→ TASK BRIEF: Locate each line below that includes "KAMINASHI" and reproduce it.
★ ★ ★
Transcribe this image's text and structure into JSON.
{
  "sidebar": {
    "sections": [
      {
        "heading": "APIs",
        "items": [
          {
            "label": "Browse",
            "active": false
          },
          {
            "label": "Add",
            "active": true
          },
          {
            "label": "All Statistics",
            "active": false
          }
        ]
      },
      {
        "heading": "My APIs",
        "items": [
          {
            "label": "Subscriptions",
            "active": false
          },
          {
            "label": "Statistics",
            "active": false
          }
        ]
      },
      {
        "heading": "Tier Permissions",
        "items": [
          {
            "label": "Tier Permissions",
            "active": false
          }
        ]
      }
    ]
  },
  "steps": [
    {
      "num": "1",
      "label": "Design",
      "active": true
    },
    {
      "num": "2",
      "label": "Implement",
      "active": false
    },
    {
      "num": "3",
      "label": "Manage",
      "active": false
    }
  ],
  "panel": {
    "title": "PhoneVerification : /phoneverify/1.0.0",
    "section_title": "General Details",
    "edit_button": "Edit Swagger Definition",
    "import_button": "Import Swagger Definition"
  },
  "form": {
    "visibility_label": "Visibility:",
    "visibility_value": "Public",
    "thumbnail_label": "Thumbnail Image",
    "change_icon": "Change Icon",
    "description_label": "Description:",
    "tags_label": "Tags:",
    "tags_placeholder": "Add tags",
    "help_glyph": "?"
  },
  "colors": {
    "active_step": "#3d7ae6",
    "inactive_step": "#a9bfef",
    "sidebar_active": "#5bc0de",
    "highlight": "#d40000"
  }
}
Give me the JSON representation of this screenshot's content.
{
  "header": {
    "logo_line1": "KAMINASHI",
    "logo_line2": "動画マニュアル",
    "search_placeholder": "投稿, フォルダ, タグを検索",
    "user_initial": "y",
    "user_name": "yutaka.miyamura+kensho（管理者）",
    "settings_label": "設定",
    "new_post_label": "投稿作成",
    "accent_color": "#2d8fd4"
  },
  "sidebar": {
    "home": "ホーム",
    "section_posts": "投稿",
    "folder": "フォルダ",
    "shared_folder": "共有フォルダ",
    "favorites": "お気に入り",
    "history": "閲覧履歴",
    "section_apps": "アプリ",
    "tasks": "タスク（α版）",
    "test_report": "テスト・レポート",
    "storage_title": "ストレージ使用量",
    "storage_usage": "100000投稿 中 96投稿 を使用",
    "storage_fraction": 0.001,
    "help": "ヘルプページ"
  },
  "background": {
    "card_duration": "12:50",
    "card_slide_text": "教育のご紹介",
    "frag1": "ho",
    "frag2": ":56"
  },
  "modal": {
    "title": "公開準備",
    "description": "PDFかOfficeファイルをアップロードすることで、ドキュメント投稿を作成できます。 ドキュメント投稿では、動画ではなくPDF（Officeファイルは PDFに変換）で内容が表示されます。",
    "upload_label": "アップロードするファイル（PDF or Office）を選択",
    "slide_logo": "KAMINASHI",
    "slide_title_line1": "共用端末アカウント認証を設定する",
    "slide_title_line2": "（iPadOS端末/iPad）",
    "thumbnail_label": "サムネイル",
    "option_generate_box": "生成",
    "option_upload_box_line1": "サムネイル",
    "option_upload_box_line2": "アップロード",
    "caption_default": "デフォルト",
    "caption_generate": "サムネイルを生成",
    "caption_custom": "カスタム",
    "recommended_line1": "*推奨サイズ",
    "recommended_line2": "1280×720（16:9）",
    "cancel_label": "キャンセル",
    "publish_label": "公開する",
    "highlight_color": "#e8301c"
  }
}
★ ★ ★
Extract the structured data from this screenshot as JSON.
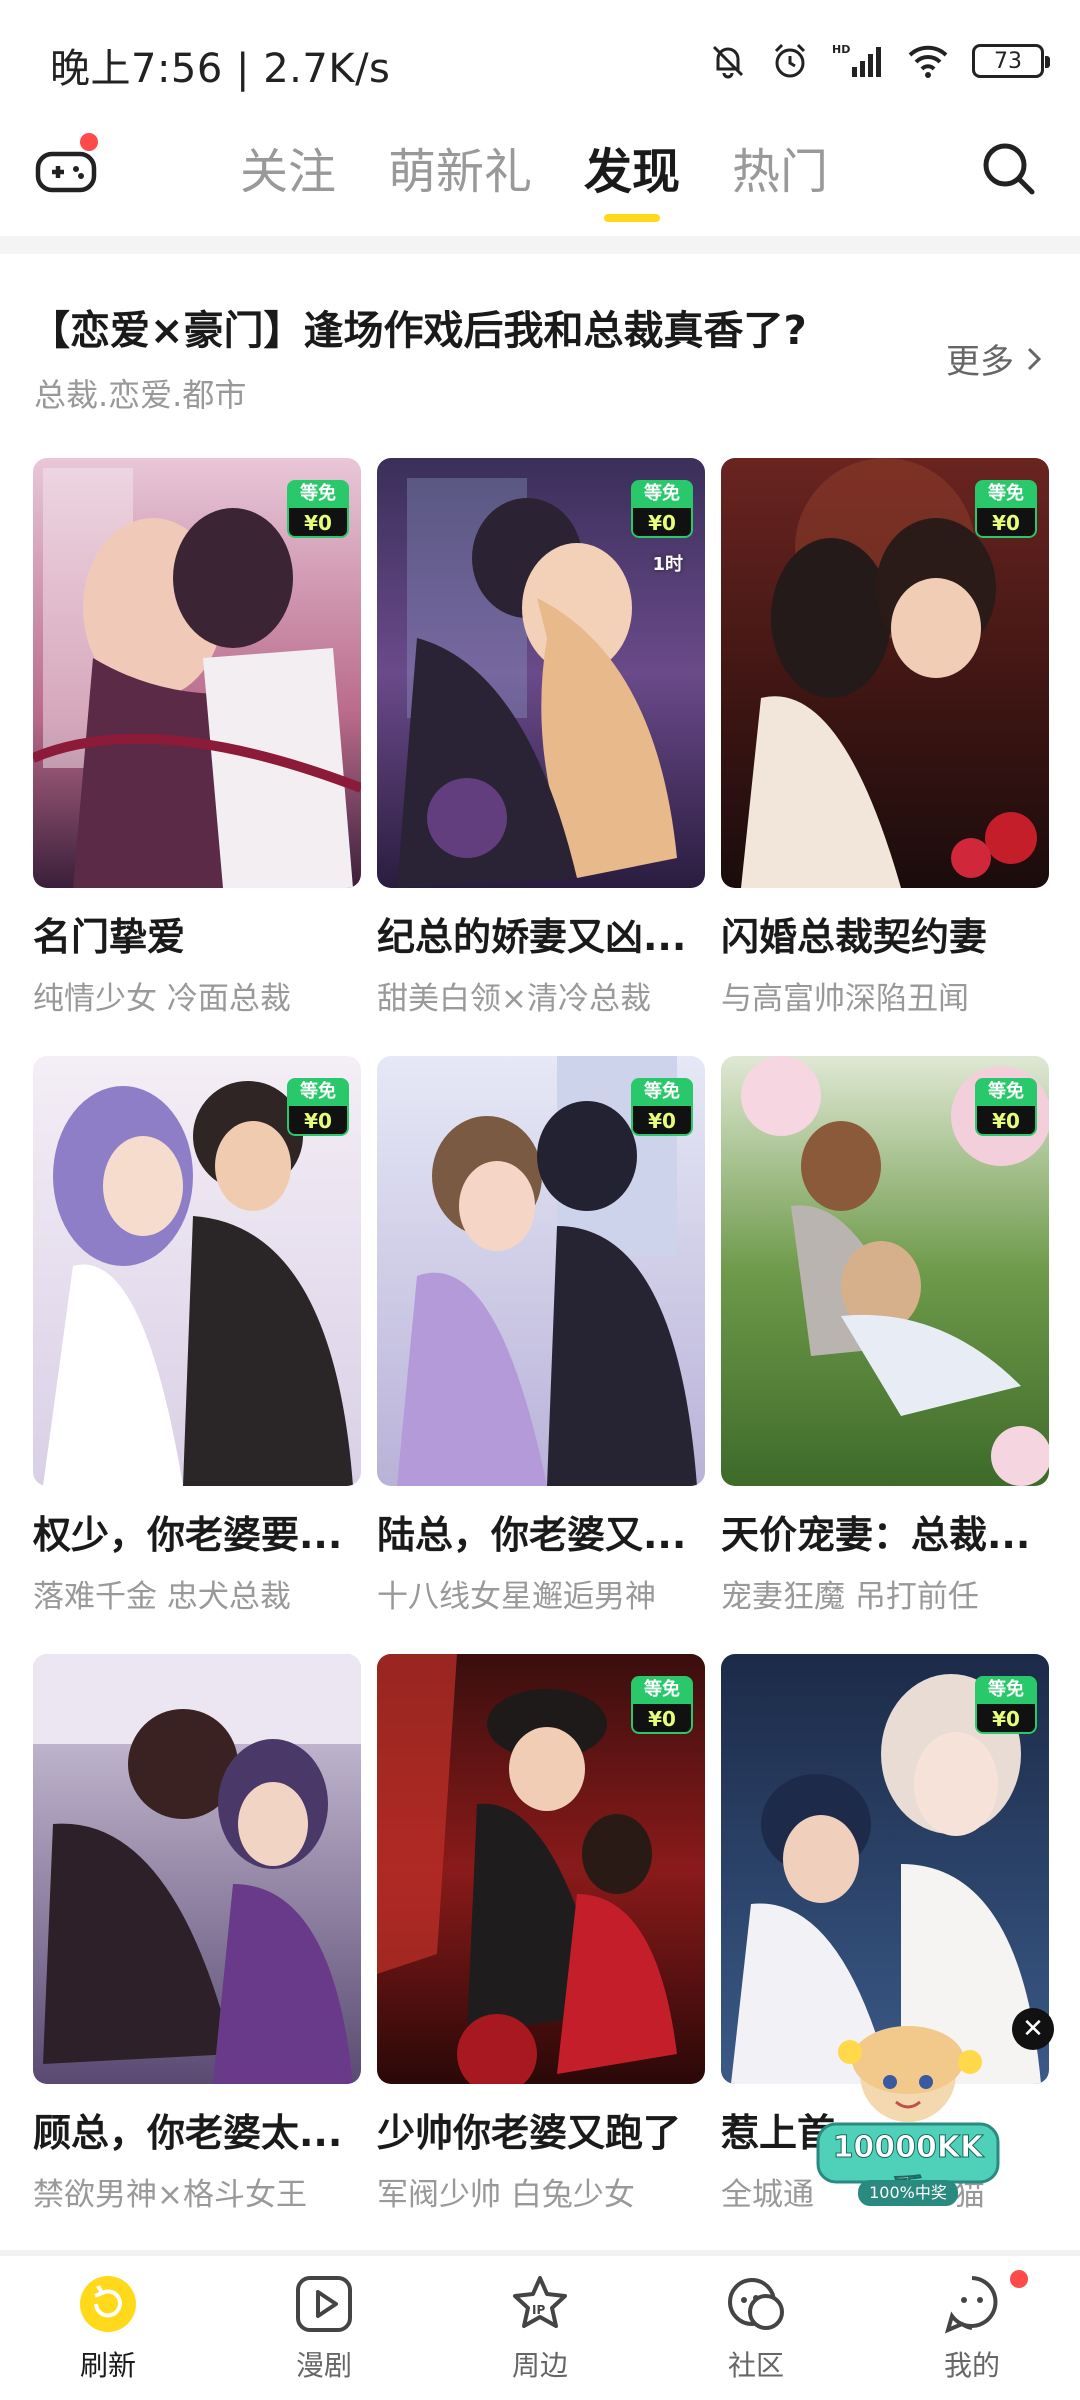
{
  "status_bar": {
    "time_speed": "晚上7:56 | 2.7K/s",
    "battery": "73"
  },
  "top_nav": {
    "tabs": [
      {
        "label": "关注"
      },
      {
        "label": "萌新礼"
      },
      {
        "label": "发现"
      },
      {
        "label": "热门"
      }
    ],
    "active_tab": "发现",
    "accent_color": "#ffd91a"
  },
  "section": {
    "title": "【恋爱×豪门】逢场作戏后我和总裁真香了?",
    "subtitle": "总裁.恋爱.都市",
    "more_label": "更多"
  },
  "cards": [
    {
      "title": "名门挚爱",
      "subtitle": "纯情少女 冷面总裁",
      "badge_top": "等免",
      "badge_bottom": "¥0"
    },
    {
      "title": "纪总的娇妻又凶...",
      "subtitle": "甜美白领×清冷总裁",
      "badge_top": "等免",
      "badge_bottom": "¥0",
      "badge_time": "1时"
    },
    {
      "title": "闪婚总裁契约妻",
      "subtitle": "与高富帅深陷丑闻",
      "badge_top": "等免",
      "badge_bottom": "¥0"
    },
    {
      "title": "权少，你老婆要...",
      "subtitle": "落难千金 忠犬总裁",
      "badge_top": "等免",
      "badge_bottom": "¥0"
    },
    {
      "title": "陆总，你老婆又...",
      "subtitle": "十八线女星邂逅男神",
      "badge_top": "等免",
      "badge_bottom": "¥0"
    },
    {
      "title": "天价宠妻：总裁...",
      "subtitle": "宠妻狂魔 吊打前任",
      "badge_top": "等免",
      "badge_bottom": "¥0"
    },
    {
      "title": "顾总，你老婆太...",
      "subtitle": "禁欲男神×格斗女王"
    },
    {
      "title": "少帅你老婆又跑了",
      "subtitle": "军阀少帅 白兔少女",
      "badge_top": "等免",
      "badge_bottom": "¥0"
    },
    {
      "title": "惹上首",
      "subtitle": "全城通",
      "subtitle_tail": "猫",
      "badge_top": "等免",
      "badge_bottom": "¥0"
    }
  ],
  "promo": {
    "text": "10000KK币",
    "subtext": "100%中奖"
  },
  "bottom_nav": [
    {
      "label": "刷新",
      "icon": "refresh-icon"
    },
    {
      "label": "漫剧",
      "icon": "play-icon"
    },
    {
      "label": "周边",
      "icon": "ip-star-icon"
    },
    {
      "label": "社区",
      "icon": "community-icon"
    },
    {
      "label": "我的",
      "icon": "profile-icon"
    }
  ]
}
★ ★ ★
→ REPLY TO THE TASK:
    "logo_line1": "KAMINASHI",
    "slide_logo": "KAMINASHI",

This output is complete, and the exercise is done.